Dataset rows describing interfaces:
- - -

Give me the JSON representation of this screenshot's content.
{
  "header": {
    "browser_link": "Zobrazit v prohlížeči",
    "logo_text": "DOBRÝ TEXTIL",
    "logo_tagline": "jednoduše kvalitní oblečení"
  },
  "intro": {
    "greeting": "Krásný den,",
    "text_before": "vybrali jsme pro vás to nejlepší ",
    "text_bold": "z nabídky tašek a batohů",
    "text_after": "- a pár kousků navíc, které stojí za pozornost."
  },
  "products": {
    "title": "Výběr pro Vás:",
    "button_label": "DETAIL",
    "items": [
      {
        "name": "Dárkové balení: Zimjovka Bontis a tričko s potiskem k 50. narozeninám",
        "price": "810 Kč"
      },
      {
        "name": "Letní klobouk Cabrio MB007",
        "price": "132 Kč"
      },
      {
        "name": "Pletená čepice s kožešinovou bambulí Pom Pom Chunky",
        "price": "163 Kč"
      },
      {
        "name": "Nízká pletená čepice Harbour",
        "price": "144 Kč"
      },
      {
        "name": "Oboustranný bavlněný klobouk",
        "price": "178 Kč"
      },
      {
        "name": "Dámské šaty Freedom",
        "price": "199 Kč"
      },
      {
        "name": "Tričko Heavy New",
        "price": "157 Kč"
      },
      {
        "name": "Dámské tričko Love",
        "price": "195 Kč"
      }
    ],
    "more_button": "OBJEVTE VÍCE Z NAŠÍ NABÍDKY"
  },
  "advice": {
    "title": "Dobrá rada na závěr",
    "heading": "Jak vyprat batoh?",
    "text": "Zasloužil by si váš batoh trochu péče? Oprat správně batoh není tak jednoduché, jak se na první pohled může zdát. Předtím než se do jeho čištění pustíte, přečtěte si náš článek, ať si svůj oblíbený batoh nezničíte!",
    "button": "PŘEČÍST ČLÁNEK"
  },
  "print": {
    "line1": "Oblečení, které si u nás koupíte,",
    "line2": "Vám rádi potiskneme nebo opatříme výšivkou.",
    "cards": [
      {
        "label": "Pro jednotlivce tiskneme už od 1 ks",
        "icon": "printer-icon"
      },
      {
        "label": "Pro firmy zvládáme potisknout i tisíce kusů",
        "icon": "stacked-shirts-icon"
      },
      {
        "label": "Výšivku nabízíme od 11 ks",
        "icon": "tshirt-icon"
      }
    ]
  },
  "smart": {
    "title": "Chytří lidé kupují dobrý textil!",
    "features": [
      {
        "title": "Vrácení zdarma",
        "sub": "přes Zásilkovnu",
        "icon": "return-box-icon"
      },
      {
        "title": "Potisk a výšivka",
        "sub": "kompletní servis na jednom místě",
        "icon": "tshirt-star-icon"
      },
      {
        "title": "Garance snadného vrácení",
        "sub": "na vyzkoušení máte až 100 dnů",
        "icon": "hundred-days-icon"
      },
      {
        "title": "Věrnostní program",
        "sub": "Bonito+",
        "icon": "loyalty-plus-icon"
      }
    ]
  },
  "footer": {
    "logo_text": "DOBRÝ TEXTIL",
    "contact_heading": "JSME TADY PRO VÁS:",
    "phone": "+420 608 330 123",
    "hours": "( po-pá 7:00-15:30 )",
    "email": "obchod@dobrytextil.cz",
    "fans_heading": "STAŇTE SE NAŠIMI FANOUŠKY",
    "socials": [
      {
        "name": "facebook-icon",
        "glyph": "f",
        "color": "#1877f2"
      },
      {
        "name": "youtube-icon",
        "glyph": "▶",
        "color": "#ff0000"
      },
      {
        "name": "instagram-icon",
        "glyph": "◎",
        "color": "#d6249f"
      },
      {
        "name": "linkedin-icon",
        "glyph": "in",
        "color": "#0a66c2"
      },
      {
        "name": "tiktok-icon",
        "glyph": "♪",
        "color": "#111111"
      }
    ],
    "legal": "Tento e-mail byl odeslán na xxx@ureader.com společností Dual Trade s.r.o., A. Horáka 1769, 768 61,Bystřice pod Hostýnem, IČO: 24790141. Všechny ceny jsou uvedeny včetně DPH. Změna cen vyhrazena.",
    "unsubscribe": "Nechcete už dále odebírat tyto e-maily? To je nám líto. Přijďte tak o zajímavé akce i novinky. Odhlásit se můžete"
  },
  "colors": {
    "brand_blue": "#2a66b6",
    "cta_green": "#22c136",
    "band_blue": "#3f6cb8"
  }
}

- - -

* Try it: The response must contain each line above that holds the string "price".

* Result of the task:
        "price": "810 Kč"
        "price": "132 Kč"
        "price": "163 Kč"
        "price": "144 Kč"
        "price": "178 Kč"
        "price": "199 Kč"
        "price": "157 Kč"
        "price": "195 Kč"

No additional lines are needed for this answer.